◆ DATA IN THIS EXERCISE
%%

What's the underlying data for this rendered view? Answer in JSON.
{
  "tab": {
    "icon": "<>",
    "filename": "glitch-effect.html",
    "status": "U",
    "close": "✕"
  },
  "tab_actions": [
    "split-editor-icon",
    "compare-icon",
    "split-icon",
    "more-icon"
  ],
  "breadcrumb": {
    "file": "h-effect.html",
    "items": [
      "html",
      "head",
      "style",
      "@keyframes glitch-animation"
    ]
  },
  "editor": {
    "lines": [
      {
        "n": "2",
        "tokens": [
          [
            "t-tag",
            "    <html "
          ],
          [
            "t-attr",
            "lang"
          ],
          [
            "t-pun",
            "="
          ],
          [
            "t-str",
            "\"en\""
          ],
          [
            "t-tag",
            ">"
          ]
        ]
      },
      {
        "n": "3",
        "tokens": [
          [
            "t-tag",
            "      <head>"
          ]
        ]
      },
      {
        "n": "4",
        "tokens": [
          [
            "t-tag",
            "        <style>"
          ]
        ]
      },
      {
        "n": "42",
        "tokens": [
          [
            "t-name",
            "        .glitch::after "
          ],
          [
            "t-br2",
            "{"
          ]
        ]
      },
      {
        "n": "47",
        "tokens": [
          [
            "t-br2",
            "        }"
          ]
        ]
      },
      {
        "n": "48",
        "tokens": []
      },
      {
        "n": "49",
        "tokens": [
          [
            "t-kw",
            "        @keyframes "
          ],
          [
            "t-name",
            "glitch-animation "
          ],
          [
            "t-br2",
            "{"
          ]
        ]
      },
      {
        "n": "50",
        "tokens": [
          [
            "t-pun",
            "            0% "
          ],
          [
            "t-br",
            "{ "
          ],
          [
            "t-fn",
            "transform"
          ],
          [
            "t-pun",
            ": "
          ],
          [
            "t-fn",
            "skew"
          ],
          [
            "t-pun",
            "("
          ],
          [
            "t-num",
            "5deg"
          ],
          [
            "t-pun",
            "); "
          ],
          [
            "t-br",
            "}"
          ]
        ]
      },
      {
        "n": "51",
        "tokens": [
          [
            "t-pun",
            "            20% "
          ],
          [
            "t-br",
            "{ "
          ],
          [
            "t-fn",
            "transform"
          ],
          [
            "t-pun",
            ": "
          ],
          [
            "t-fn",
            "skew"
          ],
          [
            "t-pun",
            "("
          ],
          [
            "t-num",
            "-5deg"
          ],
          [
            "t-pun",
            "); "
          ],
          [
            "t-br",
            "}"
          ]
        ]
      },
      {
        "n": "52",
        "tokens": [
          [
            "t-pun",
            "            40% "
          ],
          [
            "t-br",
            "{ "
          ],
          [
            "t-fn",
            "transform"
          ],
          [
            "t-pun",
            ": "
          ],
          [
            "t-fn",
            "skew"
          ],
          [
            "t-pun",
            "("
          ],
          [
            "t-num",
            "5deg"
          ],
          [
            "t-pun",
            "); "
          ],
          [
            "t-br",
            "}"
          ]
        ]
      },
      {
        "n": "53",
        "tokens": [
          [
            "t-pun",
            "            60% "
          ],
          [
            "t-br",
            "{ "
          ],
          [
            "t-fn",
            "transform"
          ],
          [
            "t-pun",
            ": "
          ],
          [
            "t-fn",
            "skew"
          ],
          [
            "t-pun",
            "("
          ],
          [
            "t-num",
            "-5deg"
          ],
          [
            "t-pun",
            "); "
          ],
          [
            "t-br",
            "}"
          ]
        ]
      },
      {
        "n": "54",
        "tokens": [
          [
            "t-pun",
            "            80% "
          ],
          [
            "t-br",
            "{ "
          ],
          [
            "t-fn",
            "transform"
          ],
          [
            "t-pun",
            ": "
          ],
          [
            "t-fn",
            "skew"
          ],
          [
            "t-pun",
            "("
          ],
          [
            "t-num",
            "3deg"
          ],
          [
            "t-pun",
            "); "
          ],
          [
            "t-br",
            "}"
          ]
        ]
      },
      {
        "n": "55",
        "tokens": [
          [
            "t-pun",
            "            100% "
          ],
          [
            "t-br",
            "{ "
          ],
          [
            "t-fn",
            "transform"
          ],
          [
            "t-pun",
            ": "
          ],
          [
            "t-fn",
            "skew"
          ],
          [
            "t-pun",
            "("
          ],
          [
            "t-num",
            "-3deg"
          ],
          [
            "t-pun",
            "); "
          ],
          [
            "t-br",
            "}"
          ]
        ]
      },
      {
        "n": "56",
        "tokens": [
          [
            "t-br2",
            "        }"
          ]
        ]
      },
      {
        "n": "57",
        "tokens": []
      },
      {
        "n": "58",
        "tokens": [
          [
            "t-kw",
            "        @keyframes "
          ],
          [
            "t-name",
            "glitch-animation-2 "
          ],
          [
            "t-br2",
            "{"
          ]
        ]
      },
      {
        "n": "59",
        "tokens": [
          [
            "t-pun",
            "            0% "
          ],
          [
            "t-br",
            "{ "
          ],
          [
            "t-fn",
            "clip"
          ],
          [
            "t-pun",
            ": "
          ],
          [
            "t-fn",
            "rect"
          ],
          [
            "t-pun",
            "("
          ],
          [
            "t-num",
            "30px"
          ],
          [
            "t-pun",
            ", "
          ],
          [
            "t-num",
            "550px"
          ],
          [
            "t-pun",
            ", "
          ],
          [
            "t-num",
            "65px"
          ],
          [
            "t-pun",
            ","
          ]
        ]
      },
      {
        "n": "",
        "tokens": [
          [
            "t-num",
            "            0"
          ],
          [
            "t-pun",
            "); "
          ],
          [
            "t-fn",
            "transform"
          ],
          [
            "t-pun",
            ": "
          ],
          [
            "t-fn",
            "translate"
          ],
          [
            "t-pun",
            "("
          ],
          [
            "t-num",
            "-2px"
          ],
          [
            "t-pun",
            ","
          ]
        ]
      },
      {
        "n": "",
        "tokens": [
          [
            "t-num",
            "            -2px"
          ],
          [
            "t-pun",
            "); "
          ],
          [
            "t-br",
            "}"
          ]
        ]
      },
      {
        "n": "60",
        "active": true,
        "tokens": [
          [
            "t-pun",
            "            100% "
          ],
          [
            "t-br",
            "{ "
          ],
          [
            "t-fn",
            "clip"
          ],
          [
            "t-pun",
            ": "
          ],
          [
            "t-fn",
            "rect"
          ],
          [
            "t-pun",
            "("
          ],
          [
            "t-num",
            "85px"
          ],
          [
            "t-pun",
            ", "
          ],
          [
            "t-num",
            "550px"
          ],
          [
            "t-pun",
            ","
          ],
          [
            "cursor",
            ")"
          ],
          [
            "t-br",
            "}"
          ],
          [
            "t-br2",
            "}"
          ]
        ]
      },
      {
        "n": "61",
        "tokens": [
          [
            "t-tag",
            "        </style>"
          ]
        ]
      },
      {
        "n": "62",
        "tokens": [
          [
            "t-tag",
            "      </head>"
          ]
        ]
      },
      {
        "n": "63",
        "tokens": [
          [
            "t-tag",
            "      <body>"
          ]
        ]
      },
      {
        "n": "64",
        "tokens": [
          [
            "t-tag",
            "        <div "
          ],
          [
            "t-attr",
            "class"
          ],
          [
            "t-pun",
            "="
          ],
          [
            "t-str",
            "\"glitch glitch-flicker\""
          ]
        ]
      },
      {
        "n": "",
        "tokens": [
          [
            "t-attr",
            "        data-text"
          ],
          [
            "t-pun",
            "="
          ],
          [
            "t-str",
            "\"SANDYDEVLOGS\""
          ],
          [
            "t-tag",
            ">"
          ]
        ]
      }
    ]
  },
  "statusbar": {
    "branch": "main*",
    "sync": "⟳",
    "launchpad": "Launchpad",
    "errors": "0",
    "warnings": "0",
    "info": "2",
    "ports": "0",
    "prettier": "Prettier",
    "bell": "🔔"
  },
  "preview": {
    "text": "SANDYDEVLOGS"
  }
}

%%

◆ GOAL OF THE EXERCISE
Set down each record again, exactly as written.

◆ SOLUTION FOR THIS EXERCISE
What's the underlying data for this rendered view? Answer in JSON.
{
  "tab": {
    "icon": "<>",
    "filename": "glitch-effect.html",
    "status": "U",
    "close": "✕"
  },
  "tab_actions": [
    "split-editor-icon",
    "compare-icon",
    "split-icon",
    "more-icon"
  ],
  "breadcrumb": {
    "file": "h-effect.html",
    "items": [
      "html",
      "head",
      "style",
      "@keyframes glitch-animation"
    ]
  },
  "editor": {
    "lines": [
      {
        "n": "2",
        "tokens": [
          [
            "t-tag",
            "    <html "
          ],
          [
            "t-attr",
            "lang"
          ],
          [
            "t-pun",
            "="
          ],
          [
            "t-str",
            "\"en\""
          ],
          [
            "t-tag",
            ">"
          ]
        ]
      },
      {
        "n": "3",
        "tokens": [
          [
            "t-tag",
            "      <head>"
          ]
        ]
      },
      {
        "n": "4",
        "tokens": [
          [
            "t-tag",
            "        <style>"
          ]
        ]
      },
      {
        "n": "42",
        "tokens": [
          [
            "t-name",
            "        .glitch::after "
          ],
          [
            "t-br2",
            "{"
          ]
        ]
      },
      {
        "n": "47",
        "tokens": [
          [
            "t-br2",
            "        }"
          ]
        ]
      },
      {
        "n": "48",
        "tokens": []
      },
      {
        "n": "49",
        "tokens": [
          [
            "t-kw",
            "        @keyframes "
          ],
          [
            "t-name",
            "glitch-animation "
          ],
          [
            "t-br2",
            "{"
          ]
        ]
      },
      {
        "n": "50",
        "tokens": [
          [
            "t-pun",
            "            0% "
          ],
          [
            "t-br",
            "{ "
          ],
          [
            "t-fn",
            "transform"
          ],
          [
            "t-pun",
            ": "
          ],
          [
            "t-fn",
            "skew"
          ],
          [
            "t-pun",
            "("
          ],
          [
            "t-num",
            "5deg"
          ],
          [
            "t-pun",
            "); "
          ],
          [
            "t-br",
            "}"
          ]
        ]
      },
      {
        "n": "51",
        "tokens": [
          [
            "t-pun",
            "            20% "
          ],
          [
            "t-br",
            "{ "
          ],
          [
            "t-fn",
            "transform"
          ],
          [
            "t-pun",
            ": "
          ],
          [
            "t-fn",
            "skew"
          ],
          [
            "t-pun",
            "("
          ],
          [
            "t-num",
            "-5deg"
          ],
          [
            "t-pun",
            "); "
          ],
          [
            "t-br",
            "}"
          ]
        ]
      },
      {
        "n": "52",
        "tokens": [
          [
            "t-pun",
            "            40% "
          ],
          [
            "t-br",
            "{ "
          ],
          [
            "t-fn",
            "transform"
          ],
          [
            "t-pun",
            ": "
          ],
          [
            "t-fn",
            "skew"
          ],
          [
            "t-pun",
            "("
          ],
          [
            "t-num",
            "5deg"
          ],
          [
            "t-pun",
            "); "
          ],
          [
            "t-br",
            "}"
          ]
        ]
      },
      {
        "n": "53",
        "tokens": [
          [
            "t-pun",
            "            60% "
          ],
          [
            "t-br",
            "{ "
          ],
          [
            "t-fn",
            "transform"
          ],
          [
            "t-pun",
            ": "
          ],
          [
            "t-fn",
            "skew"
          ],
          [
            "t-pun",
            "("
          ],
          [
            "t-num",
            "-5deg"
          ],
          [
            "t-pun",
            "); "
          ],
          [
            "t-br",
            "}"
          ]
        ]
      },
      {
        "n": "54",
        "tokens": [
          [
            "t-pun",
            "            80% "
          ],
          [
            "t-br",
            "{ "
          ],
          [
            "t-fn",
            "transform"
          ],
          [
            "t-pun",
            ": "
          ],
          [
            "t-fn",
            "skew"
          ],
          [
            "t-pun",
            "("
          ],
          [
            "t-num",
            "3deg"
          ],
          [
            "t-pun",
            "); "
          ],
          [
            "t-br",
            "}"
          ]
        ]
      },
      {
        "n": "55",
        "tokens": [
          [
            "t-pun",
            "            100% "
          ],
          [
            "t-br",
            "{ "
          ],
          [
            "t-fn",
            "transform"
          ],
          [
            "t-pun",
            ": "
          ],
          [
            "t-fn",
            "skew"
          ],
          [
            "t-pun",
            "("
          ],
          [
            "t-num",
            "-3deg"
          ],
          [
            "t-pun",
            "); "
          ],
          [
            "t-br",
            "}"
          ]
        ]
      },
      {
        "n": "56",
        "tokens": [
          [
            "t-br2",
            "        }"
          ]
        ]
      },
      {
        "n": "57",
        "tokens": []
      },
      {
        "n": "58",
        "tokens": [
          [
            "t-kw",
            "        @keyframes "
          ],
          [
            "t-name",
            "glitch-animation-2 "
          ],
          [
            "t-br2",
            "{"
          ]
        ]
      },
      {
        "n": "59",
        "tokens": [
          [
            "t-pun",
            "            0% "
          ],
          [
            "t-br",
            "{ "
          ],
          [
            "t-fn",
            "clip"
          ],
          [
            "t-pun",
            ": "
          ],
          [
            "t-fn",
            "rect"
          ],
          [
            "t-pun",
            "("
          ],
          [
            "t-num",
            "30px"
          ],
          [
            "t-pun",
            ", "
          ],
          [
            "t-num",
            "550px"
          ],
          [
            "t-pun",
            ", "
          ],
          [
            "t-num",
            "65px"
          ],
          [
            "t-pun",
            ","
          ]
        ]
      },
      {
        "n": "",
        "tokens": [
          [
            "t-num",
            "            0"
          ],
          [
            "t-pun",
            "); "
          ],
          [
            "t-fn",
            "transform"
          ],
          [
            "t-pun",
            ": "
          ],
          [
            "t-fn",
            "translate"
          ],
          [
            "t-pun",
            "("
          ],
          [
            "t-num",
            "-2px"
          ],
          [
            "t-pun",
            ","
          ]
        ]
      },
      {
        "n": "",
        "tokens": [
          [
            "t-num",
            "            -2px"
          ],
          [
            "t-pun",
            "); "
          ],
          [
            "t-br",
            "}"
          ]
        ]
      },
      {
        "n": "60",
        "active": true,
        "tokens": [
          [
            "t-pun",
            "            100% "
          ],
          [
            "t-br",
            "{ "
          ],
          [
            "t-fn",
            "clip"
          ],
          [
            "t-pun",
            ": "
          ],
          [
            "t-fn",
            "rect"
          ],
          [
            "t-pun",
            "("
          ],
          [
            "t-num",
            "85px"
          ],
          [
            "t-pun",
            ", "
          ],
          [
            "t-num",
            "550px"
          ],
          [
            "t-pun",
            ","
          ],
          [
            "cursor",
            ")"
          ],
          [
            "t-br",
            "}"
          ],
          [
            "t-br2",
            "}"
          ]
        ]
      },
      {
        "n": "61",
        "tokens": [
          [
            "t-tag",
            "        </style>"
          ]
        ]
      },
      {
        "n": "62",
        "tokens": [
          [
            "t-tag",
            "      </head>"
          ]
        ]
      },
      {
        "n": "63",
        "tokens": [
          [
            "t-tag",
            "      <body>"
          ]
        ]
      },
      {
        "n": "64",
        "tokens": [
          [
            "t-tag",
            "        <div "
          ],
          [
            "t-attr",
            "class"
          ],
          [
            "t-pun",
            "="
          ],
          [
            "t-str",
            "\"glitch glitch-flicker\""
          ]
        ]
      },
      {
        "n": "",
        "tokens": [
          [
            "t-attr",
            "        data-text"
          ],
          [
            "t-pun",
            "="
          ],
          [
            "t-str",
            "\"SANDYDEVLOGS\""
          ],
          [
            "t-tag",
            ">"
          ]
        ]
      }
    ]
  },
  "statusbar": {
    "branch": "main*",
    "sync": "⟳",
    "launchpad": "Launchpad",
    "errors": "0",
    "warnings": "0",
    "info": "2",
    "ports": "0",
    "prettier": "Prettier",
    "bell": "🔔"
  },
  "preview": {
    "text": "SANDYDEVLOGS"
  }
}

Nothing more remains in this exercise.